### EXERCISE OBJECTIVE
This calls for a verbatim copy of all the data, with no images carried over.

Stored entries
BEGIN

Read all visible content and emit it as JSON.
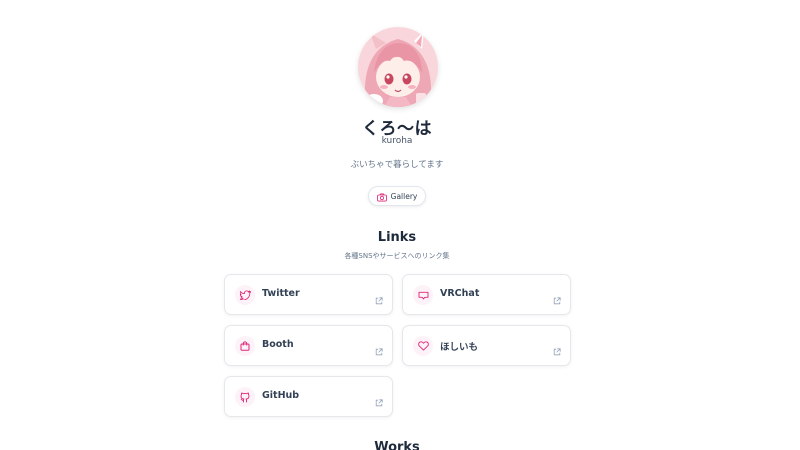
{
  "profile": {
    "name": "くろ〜は",
    "handle": "kuroha",
    "bio": "ぶいちゃで暮らしてます",
    "gallery_label": "Gallery"
  },
  "links_section": {
    "title": "Links",
    "subtitle": "各種SNSやサービスへのリンク集",
    "items": [
      {
        "label": "Twitter",
        "icon": "twitter-icon"
      },
      {
        "label": "VRChat",
        "icon": "vrchat-icon"
      },
      {
        "label": "Booth",
        "icon": "booth-bag-icon"
      },
      {
        "label": "ほしいも",
        "icon": "heart-icon"
      },
      {
        "label": "GitHub",
        "icon": "github-icon"
      }
    ]
  },
  "works_section": {
    "title": "Works"
  },
  "colors": {
    "accent": "#db2777",
    "text": "#334155",
    "muted": "#64748b",
    "card_border": "#e5e7eb"
  }
}
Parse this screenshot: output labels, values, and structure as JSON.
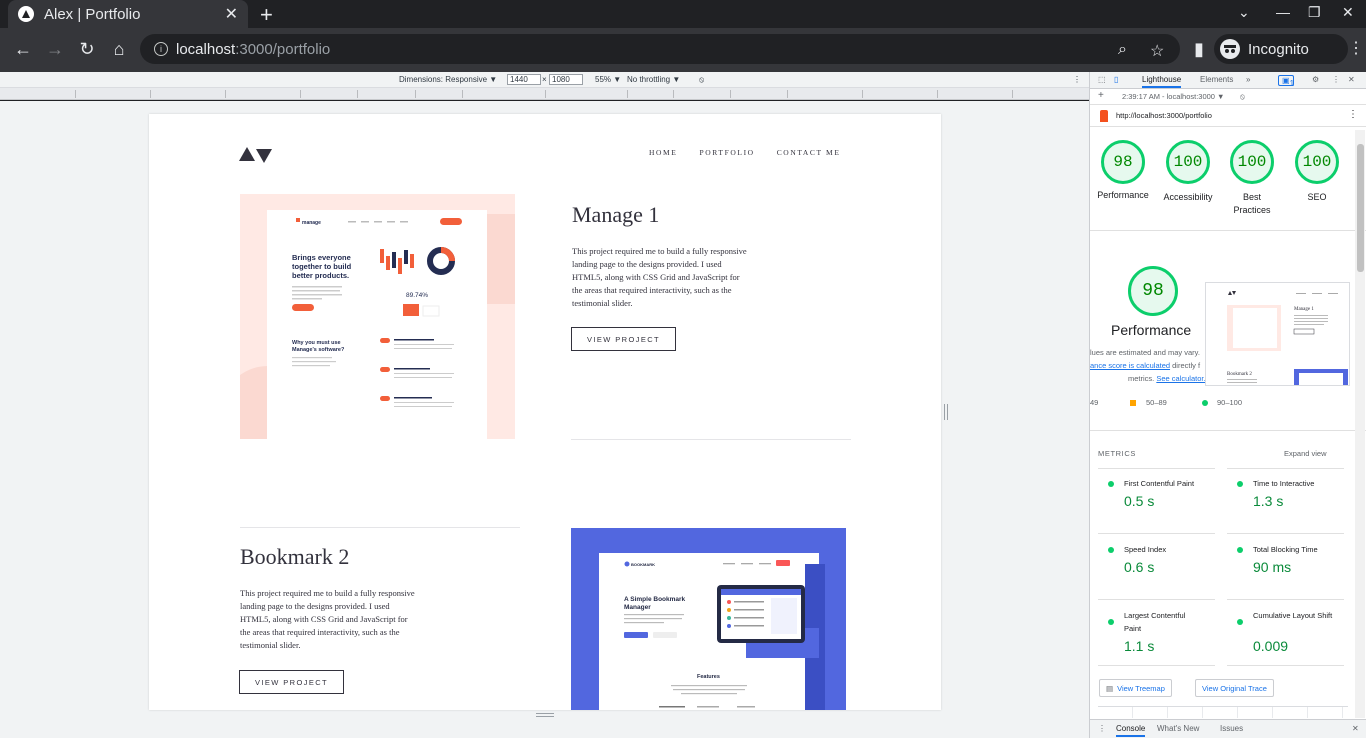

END

### TASK OUTPUT
Read all visible content and emit it as JSON.
{
  "profile": {
    "name": "くろ〜は",
    "handle": "kuroha",
    "bio": "ぶいちゃで暮らしてます",
    "gallery_label": "Gallery"
  },
  "links_section": {
    "title": "Links",
    "subtitle": "各種SNSやサービスへのリンク集",
    "items": [
      {
        "label": "Twitter",
        "icon": "twitter-icon"
      },
      {
        "label": "VRChat",
        "icon": "vrchat-icon"
      },
      {
        "label": "Booth",
        "icon": "booth-bag-icon"
      },
      {
        "label": "ほしいも",
        "icon": "heart-icon"
      },
      {
        "label": "GitHub",
        "icon": "github-icon"
      }
    ]
  },
  "works_section": {
    "title": "Works"
  },
  "colors": {
    "accent": "#db2777",
    "text": "#334155",
    "muted": "#64748b",
    "card_border": "#e5e7eb"
  }
}
Parse this screenshot: output labels, values, and structure as JSON.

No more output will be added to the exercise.